• @TitoPiezasIII, I would guess that being figurate numbers is a consequence of the figurate numbers being binomials; I can see how binomial numbers might be related to the number of different values of $\prod_i\beta_i{}^{\lambda_i}$ in the case that the $\beta_i$ are sufficiently independent. Feb 5 '15 at 8:17

Here's a way of phrasing Peter's proof that I think makes it less bookkeeping-intensive:

• Define the Hadamard product of two sequences $\{a_n\}$, $\{b_n\}$ to be the sequence $\{a_n b_n\}$.
• Note that the vector space of sequences forms an algebra under Hadamard product (that is, it distributes over ordinary addition and is compatible with ordinary scalar multiplication).
• Call a sequence simple if it is of the form $\{n^k \alpha^n\}$ for some constants $k,\alpha$.
• Note that the Hadamard product of simple sequences is simple.
• Note that a sequence is the solution to a constant-coefficient linear recurrence relation if and only if it is a linear combination of simple sequences.
• Conclude that the Hadamard product of two such solutions is also the solution to a constant-coefficient linear recurrence relation.
• Induct!

Alternately, see these notes for another perspective...

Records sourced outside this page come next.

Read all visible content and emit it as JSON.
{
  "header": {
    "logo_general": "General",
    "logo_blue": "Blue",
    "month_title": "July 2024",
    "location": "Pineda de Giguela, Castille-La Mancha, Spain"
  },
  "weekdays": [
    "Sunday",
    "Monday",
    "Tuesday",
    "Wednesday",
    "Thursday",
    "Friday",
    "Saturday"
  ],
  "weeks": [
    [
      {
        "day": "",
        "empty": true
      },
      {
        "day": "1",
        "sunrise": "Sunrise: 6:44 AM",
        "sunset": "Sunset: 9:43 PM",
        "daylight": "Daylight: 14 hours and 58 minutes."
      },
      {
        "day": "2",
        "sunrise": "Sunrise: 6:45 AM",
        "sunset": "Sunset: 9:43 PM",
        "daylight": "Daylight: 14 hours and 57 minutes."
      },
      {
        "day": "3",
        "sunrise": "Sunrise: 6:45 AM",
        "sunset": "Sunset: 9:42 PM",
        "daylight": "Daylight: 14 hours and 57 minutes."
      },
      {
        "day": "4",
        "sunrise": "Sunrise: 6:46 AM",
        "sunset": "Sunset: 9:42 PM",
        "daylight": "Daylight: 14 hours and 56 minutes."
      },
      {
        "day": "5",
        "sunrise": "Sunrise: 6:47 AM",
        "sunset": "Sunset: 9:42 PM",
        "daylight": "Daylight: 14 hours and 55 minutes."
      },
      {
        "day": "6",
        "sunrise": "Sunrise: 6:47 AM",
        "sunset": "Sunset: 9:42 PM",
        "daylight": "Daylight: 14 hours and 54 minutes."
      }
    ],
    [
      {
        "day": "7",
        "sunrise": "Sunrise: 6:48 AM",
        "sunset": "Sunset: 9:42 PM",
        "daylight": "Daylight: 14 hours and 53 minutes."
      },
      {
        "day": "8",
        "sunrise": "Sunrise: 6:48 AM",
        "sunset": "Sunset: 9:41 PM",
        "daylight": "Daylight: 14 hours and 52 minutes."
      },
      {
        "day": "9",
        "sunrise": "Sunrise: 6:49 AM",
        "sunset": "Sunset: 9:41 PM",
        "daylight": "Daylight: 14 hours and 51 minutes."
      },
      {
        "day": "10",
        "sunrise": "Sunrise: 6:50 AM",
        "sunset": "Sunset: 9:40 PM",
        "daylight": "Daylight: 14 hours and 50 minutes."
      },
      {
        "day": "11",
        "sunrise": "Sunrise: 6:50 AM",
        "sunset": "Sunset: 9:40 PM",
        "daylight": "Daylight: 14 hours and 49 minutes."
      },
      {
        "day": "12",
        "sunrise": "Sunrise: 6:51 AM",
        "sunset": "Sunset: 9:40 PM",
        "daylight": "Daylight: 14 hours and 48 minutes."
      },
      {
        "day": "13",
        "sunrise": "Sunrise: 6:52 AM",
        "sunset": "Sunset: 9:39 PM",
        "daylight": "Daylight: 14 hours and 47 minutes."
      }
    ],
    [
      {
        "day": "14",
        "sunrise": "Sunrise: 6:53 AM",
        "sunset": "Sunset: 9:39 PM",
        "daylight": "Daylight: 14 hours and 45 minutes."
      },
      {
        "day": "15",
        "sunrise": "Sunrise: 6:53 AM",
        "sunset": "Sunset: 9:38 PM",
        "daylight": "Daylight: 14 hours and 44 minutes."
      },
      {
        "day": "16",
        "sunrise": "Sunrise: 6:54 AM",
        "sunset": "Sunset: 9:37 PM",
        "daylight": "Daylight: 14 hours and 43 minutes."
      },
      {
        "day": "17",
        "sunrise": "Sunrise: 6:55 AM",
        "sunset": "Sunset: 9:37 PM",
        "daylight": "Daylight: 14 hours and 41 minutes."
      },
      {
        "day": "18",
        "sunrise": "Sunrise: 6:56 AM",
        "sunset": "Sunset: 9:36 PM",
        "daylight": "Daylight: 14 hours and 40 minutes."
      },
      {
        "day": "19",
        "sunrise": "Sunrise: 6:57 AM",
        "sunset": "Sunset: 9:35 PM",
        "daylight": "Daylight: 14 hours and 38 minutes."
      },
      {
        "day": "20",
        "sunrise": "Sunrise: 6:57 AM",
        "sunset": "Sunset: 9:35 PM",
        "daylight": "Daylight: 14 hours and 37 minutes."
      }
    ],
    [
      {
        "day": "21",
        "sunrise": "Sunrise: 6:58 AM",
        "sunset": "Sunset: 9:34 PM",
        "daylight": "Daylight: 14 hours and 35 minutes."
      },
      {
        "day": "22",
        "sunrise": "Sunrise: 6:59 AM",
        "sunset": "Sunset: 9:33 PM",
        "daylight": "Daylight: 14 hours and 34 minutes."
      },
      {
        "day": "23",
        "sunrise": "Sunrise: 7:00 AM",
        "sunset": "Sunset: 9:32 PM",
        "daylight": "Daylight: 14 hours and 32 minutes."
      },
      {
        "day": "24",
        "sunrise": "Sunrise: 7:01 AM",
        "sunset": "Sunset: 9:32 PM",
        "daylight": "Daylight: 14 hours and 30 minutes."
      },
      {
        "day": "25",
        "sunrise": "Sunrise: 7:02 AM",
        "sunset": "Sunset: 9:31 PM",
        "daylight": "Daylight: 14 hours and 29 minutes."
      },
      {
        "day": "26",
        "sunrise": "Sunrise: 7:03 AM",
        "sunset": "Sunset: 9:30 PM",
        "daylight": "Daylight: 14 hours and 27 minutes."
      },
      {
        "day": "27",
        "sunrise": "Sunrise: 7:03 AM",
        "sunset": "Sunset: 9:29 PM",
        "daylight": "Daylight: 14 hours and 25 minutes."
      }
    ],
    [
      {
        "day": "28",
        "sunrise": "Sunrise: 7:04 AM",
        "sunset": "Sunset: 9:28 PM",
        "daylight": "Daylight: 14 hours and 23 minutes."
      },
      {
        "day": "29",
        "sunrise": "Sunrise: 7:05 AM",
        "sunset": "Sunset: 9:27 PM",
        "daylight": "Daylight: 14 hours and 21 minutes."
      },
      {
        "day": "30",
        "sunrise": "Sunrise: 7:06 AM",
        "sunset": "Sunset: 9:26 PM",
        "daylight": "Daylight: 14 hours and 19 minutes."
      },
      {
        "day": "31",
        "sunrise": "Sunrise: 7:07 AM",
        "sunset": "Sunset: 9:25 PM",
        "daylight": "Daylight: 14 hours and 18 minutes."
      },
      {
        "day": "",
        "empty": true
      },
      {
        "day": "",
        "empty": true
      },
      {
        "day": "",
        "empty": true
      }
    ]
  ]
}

• I've generalized the question. Is it possible to tweak your answer to derive the variable $m$? (Kindly see my comment to Peter's post.) Feb 5 '15 at 0:41
• @TitoPiezasIII: Short answer before I run off to dinner, which I'll probably update later: you can certainly use it to derive an upper bound for $m$, which will be the correct value in almost all cases. However there's the possibility of numerical coincidences. A possibly instructive example is given by the sequence $\{4^n+6^n+9^n\}$, which satisfies an order-3 recurrence and whose square satisfies an order-5 recurrence. Feb 5 '15 at 1:05